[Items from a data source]
/---

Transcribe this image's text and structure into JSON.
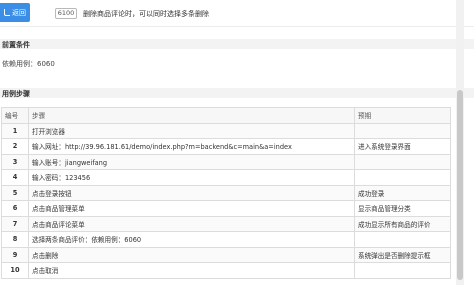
{
  "header": {
    "back_label": "返回",
    "case_id": "6100",
    "case_title": "删除商品评论时，可以同时选择多条删除"
  },
  "precondition": {
    "section_title": "前置条件",
    "text": "依赖用例：6060"
  },
  "steps": {
    "section_title": "用例步骤",
    "columns": [
      "编号",
      "步骤",
      "预期"
    ],
    "rows": [
      {
        "no": "1",
        "step": "打开浏览器",
        "expected": ""
      },
      {
        "no": "2",
        "step": "输入网址：http://39.96.181.61/demo/index.php?m=backend&c=main&a=index",
        "expected": "进入系统登录界面"
      },
      {
        "no": "3",
        "step": "输入账号：jiangweifang",
        "expected": ""
      },
      {
        "no": "4",
        "step": "输入密码：123456",
        "expected": ""
      },
      {
        "no": "5",
        "step": "点击登录按钮",
        "expected": "成功登录"
      },
      {
        "no": "6",
        "step": "点击商品管理菜单",
        "expected": "显示商品管理分类"
      },
      {
        "no": "7",
        "step": "点击商品评论菜单",
        "expected": "成功显示所有商品的评价"
      },
      {
        "no": "8",
        "step": "选择两条商品评价：依赖用例：6060",
        "expected": ""
      },
      {
        "no": "9",
        "step": "点击删除",
        "expected": "系统弹出是否删除提示框"
      },
      {
        "no": "10",
        "step": "点击取消",
        "expected": ""
      }
    ]
  },
  "colors": {
    "accent": "#3a8ee6",
    "section_bg": "#f3f3f3",
    "border": "#dcdcdc"
  },
  "icons": {
    "back": "back-arrow-icon"
  }
}
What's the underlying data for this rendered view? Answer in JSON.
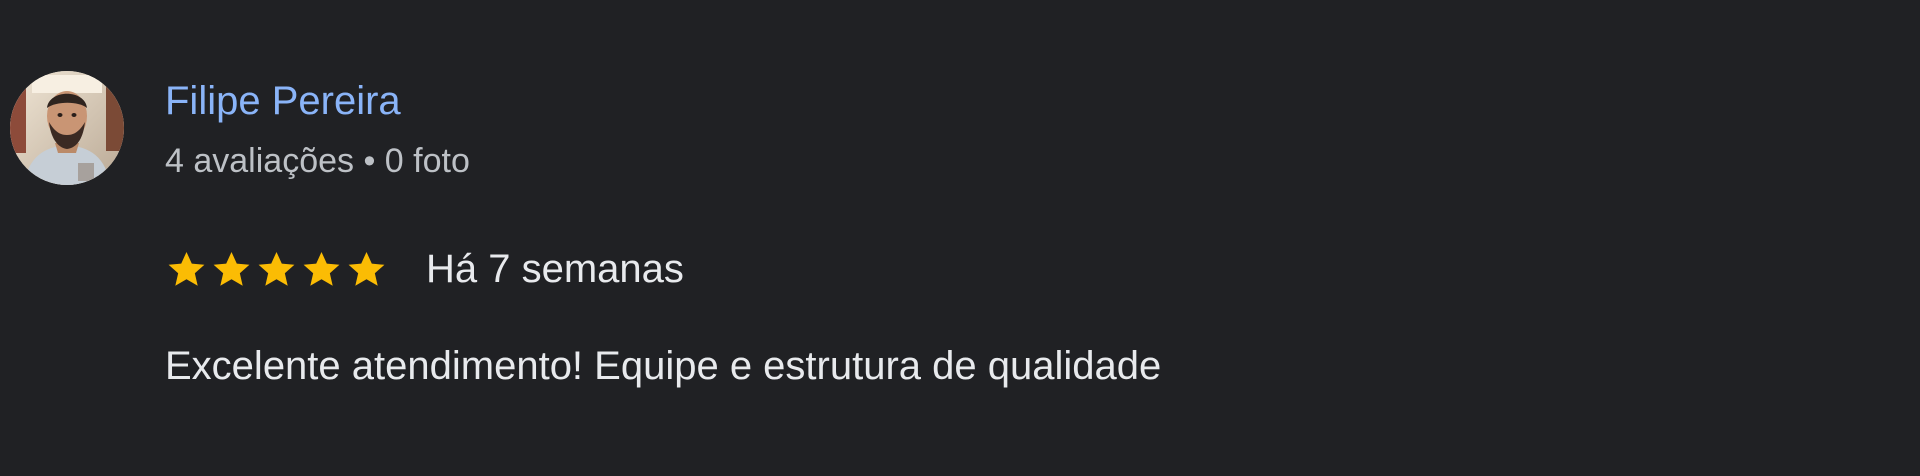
{
  "review": {
    "author": {
      "name": "Filipe Pereira",
      "meta": "4 avaliações • 0 foto",
      "avatar_icon": "profile-photo"
    },
    "rating": {
      "value": 5,
      "max": 5,
      "star_color": "#fbbc04",
      "star_icon": "star-icon"
    },
    "date": "Há 7 semanas",
    "text": "Excelente atendimento! Equipe e estrutura de qualidade"
  },
  "colors": {
    "background": "#202124",
    "author_link": "#8ab4f8",
    "primary_text": "#e8eaed",
    "secondary_text": "#bdc1c6"
  }
}
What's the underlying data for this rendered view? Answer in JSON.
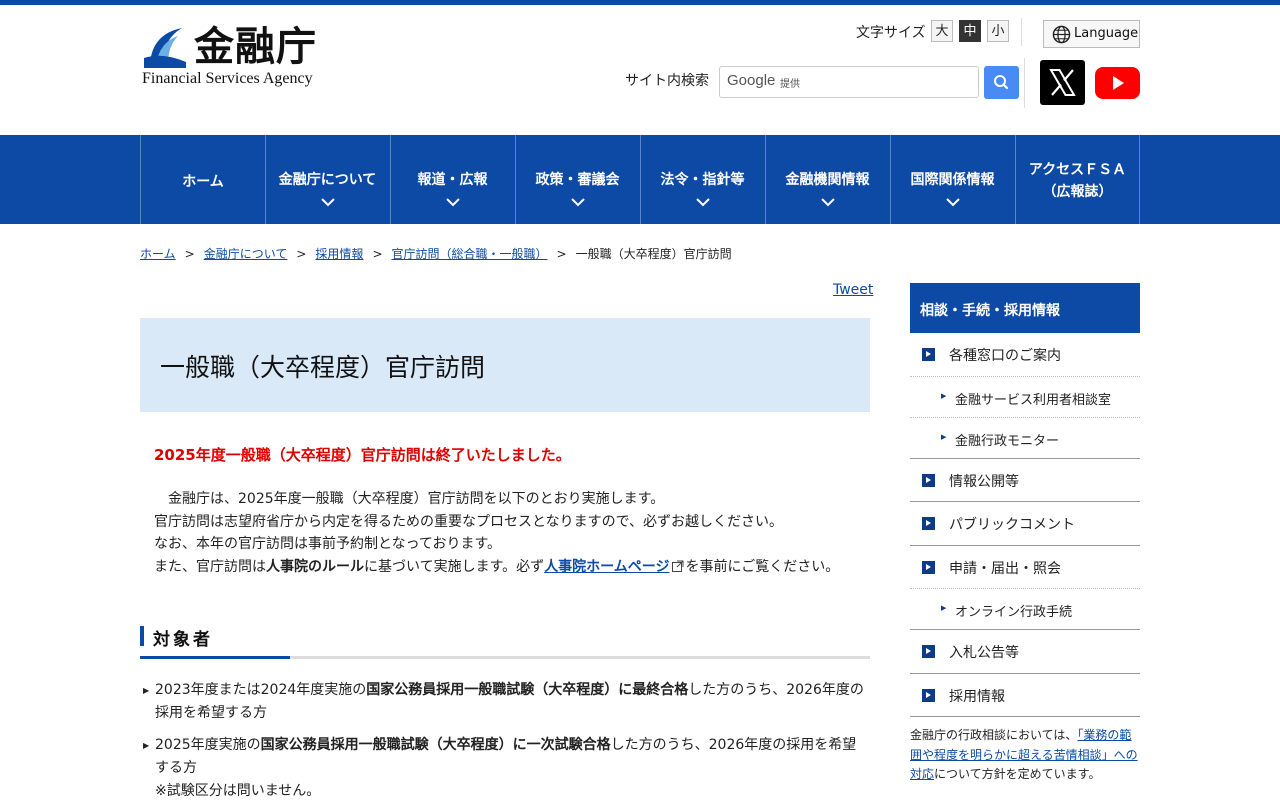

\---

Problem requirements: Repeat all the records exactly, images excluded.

Solution:
Transcribe this image's text and structure into JSON.
{
  "header": {
    "back_label": "返回",
    "case_id": "6100",
    "case_title": "删除商品评论时，可以同时选择多条删除"
  },
  "precondition": {
    "section_title": "前置条件",
    "text": "依赖用例：6060"
  },
  "steps": {
    "section_title": "用例步骤",
    "columns": [
      "编号",
      "步骤",
      "预期"
    ],
    "rows": [
      {
        "no": "1",
        "step": "打开浏览器",
        "expected": ""
      },
      {
        "no": "2",
        "step": "输入网址：http://39.96.181.61/demo/index.php?m=backend&c=main&a=index",
        "expected": "进入系统登录界面"
      },
      {
        "no": "3",
        "step": "输入账号：jiangweifang",
        "expected": ""
      },
      {
        "no": "4",
        "step": "输入密码：123456",
        "expected": ""
      },
      {
        "no": "5",
        "step": "点击登录按钮",
        "expected": "成功登录"
      },
      {
        "no": "6",
        "step": "点击商品管理菜单",
        "expected": "显示商品管理分类"
      },
      {
        "no": "7",
        "step": "点击商品评论菜单",
        "expected": "成功显示所有商品的评价"
      },
      {
        "no": "8",
        "step": "选择两条商品评价：依赖用例：6060",
        "expected": ""
      },
      {
        "no": "9",
        "step": "点击删除",
        "expected": "系统弹出是否删除提示框"
      },
      {
        "no": "10",
        "step": "点击取消",
        "expected": ""
      }
    ]
  },
  "colors": {
    "accent": "#3a8ee6",
    "section_bg": "#f3f3f3",
    "border": "#dcdcdc"
  },
  "icons": {
    "back": "back-arrow-icon"
  }
}
What's the underlying data for this rendered view? Answer in JSON.
{
  "review": {
    "author": {
      "name": "Filipe Pereira",
      "meta": "4 avaliações • 0 foto",
      "avatar_icon": "profile-photo"
    },
    "rating": {
      "value": 5,
      "max": 5,
      "star_color": "#fbbc04",
      "star_icon": "star-icon"
    },
    "date": "Há 7 semanas",
    "text": "Excelente atendimento! Equipe e estrutura de qualidade"
  },
  "colors": {
    "background": "#202124",
    "author_link": "#8ab4f8",
    "primary_text": "#e8eaed",
    "secondary_text": "#bdc1c6"
  }
}
What's the underlying data for this rendered view? Answer in JSON.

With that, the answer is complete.